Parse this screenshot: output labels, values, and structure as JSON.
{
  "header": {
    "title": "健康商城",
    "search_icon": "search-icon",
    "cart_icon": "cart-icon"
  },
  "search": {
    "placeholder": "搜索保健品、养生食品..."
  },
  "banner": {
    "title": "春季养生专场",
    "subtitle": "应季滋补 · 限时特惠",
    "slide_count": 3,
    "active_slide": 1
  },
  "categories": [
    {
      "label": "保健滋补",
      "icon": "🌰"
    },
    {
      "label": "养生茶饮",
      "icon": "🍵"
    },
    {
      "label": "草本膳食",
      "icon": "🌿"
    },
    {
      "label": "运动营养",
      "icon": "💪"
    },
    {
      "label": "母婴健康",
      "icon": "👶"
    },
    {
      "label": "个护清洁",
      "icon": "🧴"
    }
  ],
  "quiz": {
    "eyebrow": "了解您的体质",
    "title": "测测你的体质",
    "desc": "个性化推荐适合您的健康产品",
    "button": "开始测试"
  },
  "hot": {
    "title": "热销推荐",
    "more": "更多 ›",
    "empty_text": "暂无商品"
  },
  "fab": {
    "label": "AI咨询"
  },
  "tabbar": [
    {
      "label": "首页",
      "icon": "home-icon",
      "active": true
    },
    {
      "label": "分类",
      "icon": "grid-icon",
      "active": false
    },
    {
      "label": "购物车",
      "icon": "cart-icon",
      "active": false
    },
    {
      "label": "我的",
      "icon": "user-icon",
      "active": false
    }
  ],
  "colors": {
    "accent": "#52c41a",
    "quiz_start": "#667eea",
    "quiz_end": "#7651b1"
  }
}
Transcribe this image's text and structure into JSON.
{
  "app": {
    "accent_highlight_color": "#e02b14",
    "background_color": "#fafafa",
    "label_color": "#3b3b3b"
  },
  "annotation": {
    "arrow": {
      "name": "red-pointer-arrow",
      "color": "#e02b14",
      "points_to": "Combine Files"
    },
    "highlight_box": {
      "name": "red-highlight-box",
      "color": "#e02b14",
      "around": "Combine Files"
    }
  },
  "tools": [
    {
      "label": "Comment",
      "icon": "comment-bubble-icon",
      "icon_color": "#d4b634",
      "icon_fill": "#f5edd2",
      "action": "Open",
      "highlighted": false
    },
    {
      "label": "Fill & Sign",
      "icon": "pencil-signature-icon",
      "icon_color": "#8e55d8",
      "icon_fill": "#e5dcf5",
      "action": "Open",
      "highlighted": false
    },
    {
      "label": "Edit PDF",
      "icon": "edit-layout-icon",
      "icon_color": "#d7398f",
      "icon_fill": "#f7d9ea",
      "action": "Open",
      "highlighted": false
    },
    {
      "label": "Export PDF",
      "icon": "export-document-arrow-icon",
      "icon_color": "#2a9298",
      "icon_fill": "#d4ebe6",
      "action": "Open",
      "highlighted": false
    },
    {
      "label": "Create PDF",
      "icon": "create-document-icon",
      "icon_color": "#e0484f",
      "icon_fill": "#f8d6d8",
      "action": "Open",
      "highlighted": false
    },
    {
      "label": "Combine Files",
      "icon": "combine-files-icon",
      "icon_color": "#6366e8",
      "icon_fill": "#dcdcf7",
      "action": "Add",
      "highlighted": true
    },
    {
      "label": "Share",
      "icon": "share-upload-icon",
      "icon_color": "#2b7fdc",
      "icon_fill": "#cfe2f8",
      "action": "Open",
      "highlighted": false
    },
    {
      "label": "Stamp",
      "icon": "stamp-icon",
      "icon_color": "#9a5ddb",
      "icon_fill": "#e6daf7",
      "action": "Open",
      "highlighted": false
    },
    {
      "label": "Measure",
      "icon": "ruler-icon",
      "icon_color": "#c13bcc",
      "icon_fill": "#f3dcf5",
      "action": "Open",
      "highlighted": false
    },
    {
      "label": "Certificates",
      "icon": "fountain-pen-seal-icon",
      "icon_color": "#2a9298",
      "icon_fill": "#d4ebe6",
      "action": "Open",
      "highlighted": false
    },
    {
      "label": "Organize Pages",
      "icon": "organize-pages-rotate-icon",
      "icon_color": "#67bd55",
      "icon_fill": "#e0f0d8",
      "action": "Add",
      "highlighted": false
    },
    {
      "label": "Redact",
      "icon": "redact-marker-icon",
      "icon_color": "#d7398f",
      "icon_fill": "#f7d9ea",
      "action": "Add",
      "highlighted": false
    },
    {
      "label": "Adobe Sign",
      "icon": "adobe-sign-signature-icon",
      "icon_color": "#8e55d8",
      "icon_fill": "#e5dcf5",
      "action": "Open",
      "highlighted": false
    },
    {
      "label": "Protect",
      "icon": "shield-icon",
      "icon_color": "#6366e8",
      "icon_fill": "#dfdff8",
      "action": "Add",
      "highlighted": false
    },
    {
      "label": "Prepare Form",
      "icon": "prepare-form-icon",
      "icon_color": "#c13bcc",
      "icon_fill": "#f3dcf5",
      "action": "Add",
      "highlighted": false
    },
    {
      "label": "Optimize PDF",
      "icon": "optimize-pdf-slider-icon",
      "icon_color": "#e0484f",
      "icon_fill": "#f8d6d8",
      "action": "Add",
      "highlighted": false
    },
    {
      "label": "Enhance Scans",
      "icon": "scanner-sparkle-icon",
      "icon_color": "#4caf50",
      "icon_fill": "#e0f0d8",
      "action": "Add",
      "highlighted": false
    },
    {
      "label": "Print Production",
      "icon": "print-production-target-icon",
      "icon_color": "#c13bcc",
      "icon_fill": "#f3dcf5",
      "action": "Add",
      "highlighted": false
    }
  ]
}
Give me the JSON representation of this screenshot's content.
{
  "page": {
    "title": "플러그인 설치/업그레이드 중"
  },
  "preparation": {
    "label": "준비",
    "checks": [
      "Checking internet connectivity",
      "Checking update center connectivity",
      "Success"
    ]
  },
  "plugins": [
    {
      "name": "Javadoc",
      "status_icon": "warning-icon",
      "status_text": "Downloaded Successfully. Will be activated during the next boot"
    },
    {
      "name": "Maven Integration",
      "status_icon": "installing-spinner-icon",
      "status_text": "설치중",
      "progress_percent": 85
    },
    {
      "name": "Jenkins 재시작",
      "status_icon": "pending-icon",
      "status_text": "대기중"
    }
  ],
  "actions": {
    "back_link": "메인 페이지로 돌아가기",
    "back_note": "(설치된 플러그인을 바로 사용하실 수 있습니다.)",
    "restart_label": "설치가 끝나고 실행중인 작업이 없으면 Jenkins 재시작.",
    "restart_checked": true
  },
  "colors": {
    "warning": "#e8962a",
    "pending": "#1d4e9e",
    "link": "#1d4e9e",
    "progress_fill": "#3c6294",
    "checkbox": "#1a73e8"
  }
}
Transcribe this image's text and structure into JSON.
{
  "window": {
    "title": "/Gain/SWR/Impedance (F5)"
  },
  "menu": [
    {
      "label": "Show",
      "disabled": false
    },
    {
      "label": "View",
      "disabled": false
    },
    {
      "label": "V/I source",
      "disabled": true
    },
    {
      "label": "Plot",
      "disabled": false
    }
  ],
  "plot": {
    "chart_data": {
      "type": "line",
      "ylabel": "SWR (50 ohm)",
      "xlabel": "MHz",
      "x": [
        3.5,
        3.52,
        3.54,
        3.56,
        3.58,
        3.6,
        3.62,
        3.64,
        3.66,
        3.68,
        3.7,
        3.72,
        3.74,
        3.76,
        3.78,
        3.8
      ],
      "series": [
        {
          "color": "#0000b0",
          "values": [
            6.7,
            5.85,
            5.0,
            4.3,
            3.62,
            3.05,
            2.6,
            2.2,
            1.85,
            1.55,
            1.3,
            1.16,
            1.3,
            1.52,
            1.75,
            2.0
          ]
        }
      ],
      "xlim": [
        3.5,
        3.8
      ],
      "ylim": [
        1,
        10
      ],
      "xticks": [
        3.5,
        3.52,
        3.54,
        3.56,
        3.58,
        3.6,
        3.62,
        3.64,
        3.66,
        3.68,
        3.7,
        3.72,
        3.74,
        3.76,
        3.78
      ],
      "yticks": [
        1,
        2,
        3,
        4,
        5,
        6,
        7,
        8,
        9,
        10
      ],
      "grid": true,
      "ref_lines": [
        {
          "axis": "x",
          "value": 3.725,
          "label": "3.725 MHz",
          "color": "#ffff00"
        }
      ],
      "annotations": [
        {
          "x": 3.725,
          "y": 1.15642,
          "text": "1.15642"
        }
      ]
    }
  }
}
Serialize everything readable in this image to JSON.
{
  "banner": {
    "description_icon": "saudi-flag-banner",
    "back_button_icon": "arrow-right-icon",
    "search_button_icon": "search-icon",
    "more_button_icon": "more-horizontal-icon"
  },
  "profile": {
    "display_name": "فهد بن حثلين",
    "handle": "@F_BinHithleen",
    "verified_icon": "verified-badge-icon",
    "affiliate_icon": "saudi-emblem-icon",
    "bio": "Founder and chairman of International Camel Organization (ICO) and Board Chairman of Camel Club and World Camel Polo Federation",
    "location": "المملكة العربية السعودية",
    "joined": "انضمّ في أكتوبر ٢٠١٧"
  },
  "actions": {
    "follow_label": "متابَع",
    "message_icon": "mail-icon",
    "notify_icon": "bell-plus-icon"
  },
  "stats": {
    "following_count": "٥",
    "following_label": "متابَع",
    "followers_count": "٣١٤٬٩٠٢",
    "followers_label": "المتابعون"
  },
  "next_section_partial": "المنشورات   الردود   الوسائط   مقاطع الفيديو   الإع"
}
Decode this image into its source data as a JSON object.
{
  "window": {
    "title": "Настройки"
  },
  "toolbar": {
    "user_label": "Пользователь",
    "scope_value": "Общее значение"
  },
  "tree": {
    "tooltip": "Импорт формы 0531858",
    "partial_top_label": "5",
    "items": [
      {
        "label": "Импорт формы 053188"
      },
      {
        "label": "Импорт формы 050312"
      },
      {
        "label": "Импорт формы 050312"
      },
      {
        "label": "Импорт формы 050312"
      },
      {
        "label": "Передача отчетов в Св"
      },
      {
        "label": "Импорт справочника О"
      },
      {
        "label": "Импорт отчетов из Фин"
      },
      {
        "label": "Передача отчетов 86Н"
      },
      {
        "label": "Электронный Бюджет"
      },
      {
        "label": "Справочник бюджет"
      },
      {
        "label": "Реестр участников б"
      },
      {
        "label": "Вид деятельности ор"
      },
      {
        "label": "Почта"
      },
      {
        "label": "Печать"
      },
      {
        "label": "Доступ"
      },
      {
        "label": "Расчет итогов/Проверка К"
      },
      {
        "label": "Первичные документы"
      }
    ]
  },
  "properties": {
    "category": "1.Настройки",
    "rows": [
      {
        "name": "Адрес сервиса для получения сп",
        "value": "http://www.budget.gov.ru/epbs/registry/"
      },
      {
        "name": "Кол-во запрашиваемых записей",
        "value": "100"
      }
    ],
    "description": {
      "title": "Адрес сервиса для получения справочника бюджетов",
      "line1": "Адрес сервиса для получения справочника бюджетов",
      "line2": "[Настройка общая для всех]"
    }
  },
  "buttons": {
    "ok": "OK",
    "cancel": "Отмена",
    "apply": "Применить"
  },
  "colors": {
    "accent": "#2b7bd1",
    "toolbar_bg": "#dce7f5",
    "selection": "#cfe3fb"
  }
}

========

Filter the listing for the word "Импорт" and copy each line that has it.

## YOUR RESPONSE
    "tooltip": "Импорт формы 0531858",
        "label": "Импорт формы 053188"
        "label": "Импорт формы 050312"
        "label": "Импорт формы 050312"
        "label": "Импорт формы 050312"
        "label": "Импорт справочника О"
        "label": "Импорт отчетов из Фин"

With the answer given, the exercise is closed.